Exercise description: In this exercise, return each entry exactly as given.

(Records to process begins)

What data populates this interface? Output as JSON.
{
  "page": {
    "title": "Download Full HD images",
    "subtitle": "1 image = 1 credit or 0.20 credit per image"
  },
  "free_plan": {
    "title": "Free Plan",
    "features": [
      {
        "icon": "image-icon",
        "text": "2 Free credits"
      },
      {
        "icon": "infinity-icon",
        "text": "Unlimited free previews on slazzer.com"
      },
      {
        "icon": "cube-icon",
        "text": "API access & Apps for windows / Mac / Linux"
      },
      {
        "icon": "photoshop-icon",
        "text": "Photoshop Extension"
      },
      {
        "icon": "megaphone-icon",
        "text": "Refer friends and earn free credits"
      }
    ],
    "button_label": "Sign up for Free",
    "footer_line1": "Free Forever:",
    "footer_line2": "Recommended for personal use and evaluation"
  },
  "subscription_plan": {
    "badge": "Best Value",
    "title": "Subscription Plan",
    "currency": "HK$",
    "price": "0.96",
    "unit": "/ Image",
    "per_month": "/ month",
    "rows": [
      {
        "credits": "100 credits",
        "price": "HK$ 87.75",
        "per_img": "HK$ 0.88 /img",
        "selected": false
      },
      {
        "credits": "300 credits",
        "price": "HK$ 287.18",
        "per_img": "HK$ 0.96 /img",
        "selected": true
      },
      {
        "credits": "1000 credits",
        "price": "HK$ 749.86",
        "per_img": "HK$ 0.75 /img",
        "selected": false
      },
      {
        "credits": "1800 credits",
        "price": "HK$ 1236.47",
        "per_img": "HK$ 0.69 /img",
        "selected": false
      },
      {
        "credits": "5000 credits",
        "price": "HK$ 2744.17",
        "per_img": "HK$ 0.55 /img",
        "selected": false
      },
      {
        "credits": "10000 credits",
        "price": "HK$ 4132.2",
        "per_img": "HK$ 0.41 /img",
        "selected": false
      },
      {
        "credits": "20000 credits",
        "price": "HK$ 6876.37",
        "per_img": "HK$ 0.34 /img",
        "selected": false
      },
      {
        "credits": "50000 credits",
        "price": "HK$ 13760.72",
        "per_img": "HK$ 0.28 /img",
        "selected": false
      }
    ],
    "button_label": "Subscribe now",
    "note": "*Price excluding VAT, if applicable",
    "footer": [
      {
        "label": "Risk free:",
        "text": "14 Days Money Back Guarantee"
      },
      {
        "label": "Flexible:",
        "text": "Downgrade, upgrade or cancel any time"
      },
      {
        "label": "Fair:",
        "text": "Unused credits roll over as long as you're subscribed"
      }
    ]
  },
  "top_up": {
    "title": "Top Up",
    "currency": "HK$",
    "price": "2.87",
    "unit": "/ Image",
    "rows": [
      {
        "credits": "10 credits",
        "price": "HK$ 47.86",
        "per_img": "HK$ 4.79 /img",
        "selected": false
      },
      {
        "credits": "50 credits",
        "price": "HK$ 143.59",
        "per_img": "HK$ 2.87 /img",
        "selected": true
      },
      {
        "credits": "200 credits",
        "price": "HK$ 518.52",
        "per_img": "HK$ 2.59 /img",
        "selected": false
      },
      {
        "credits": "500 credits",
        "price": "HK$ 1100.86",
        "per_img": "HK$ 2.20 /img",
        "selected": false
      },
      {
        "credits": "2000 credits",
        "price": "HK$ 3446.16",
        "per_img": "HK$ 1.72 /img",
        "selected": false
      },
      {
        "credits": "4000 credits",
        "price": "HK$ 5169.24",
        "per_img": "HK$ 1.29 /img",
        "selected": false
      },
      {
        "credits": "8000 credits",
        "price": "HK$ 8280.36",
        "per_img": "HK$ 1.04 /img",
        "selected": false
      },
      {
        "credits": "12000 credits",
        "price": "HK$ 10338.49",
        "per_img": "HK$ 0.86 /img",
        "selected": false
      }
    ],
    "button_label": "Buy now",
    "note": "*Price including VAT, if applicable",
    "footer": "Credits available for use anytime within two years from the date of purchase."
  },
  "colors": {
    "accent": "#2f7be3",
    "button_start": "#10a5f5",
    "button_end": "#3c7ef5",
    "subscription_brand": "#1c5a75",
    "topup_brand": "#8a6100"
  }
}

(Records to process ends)

Your response:
What data populates this interface? Output as JSON.
{
  "page": {
    "title": "Download Full HD images",
    "subtitle": "1 image = 1 credit or 0.20 credit per image"
  },
  "free_plan": {
    "title": "Free Plan",
    "features": [
      {
        "icon": "image-icon",
        "text": "2 Free credits"
      },
      {
        "icon": "infinity-icon",
        "text": "Unlimited free previews on slazzer.com"
      },
      {
        "icon": "cube-icon",
        "text": "API access & Apps for windows / Mac / Linux"
      },
      {
        "icon": "photoshop-icon",
        "text": "Photoshop Extension"
      },
      {
        "icon": "megaphone-icon",
        "text": "Refer friends and earn free credits"
      }
    ],
    "button_label": "Sign up for Free",
    "footer_line1": "Free Forever:",
    "footer_line2": "Recommended for personal use and evaluation"
  },
  "subscription_plan": {
    "badge": "Best Value",
    "title": "Subscription Plan",
    "currency": "HK$",
    "price": "0.96",
    "unit": "/ Image",
    "per_month": "/ month",
    "rows": [
      {
        "credits": "100 credits",
        "price": "HK$ 87.75",
        "per_img": "HK$ 0.88 /img",
        "selected": false
      },
      {
        "credits": "300 credits",
        "price": "HK$ 287.18",
        "per_img": "HK$ 0.96 /img",
        "selected": true
      },
      {
        "credits": "1000 credits",
        "price": "HK$ 749.86",
        "per_img": "HK$ 0.75 /img",
        "selected": false
      },
      {
        "credits": "1800 credits",
        "price": "HK$ 1236.47",
        "per_img": "HK$ 0.69 /img",
        "selected": false
      },
      {
        "credits": "5000 credits",
        "price": "HK$ 2744.17",
        "per_img": "HK$ 0.55 /img",
        "selected": false
      },
      {
        "credits": "10000 credits",
        "price": "HK$ 4132.2",
        "per_img": "HK$ 0.41 /img",
        "selected": false
      },
      {
        "credits": "20000 credits",
        "price": "HK$ 6876.37",
        "per_img": "HK$ 0.34 /img",
        "selected": false
      },
      {
        "credits": "50000 credits",
        "price": "HK$ 13760.72",
        "per_img": "HK$ 0.28 /img",
        "selected": false
      }
    ],
    "button_label": "Subscribe now",
    "note": "*Price excluding VAT, if applicable",
    "footer": [
      {
        "label": "Risk free:",
        "text": "14 Days Money Back Guarantee"
      },
      {
        "label": "Flexible:",
        "text": "Downgrade, upgrade or cancel any time"
      },
      {
        "label": "Fair:",
        "text": "Unused credits roll over as long as you're subscribed"
      }
    ]
  },
  "top_up": {
    "title": "Top Up",
    "currency": "HK$",
    "price": "2.87",
    "unit": "/ Image",
    "rows": [
      {
        "credits": "10 credits",
        "price": "HK$ 47.86",
        "per_img": "HK$ 4.79 /img",
        "selected": false
      },
      {
        "credits": "50 credits",
        "price": "HK$ 143.59",
        "per_img": "HK$ 2.87 /img",
        "selected": true
      },
      {
        "credits": "200 credits",
        "price": "HK$ 518.52",
        "per_img": "HK$ 2.59 /img",
        "selected": false
      },
      {
        "credits": "500 credits",
        "price": "HK$ 1100.86",
        "per_img": "HK$ 2.20 /img",
        "selected": false
      },
      {
        "credits": "2000 credits",
        "price": "HK$ 3446.16",
        "per_img": "HK$ 1.72 /img",
        "selected": false
      },
      {
        "credits": "4000 credits",
        "price": "HK$ 5169.24",
        "per_img": "HK$ 1.29 /img",
        "selected": false
      },
      {
        "credits": "8000 credits",
        "price": "HK$ 8280.36",
        "per_img": "HK$ 1.04 /img",
        "selected": false
      },
      {
        "credits": "12000 credits",
        "price": "HK$ 10338.49",
        "per_img": "HK$ 0.86 /img",
        "selected": false
      }
    ],
    "button_label": "Buy now",
    "note": "*Price including VAT, if applicable",
    "footer": "Credits available for use anytime within two years from the date of purchase."
  },
  "colors": {
    "accent": "#2f7be3",
    "button_start": "#10a5f5",
    "button_end": "#3c7ef5",
    "subscription_brand": "#1c5a75",
    "topup_brand": "#8a6100"
  }
}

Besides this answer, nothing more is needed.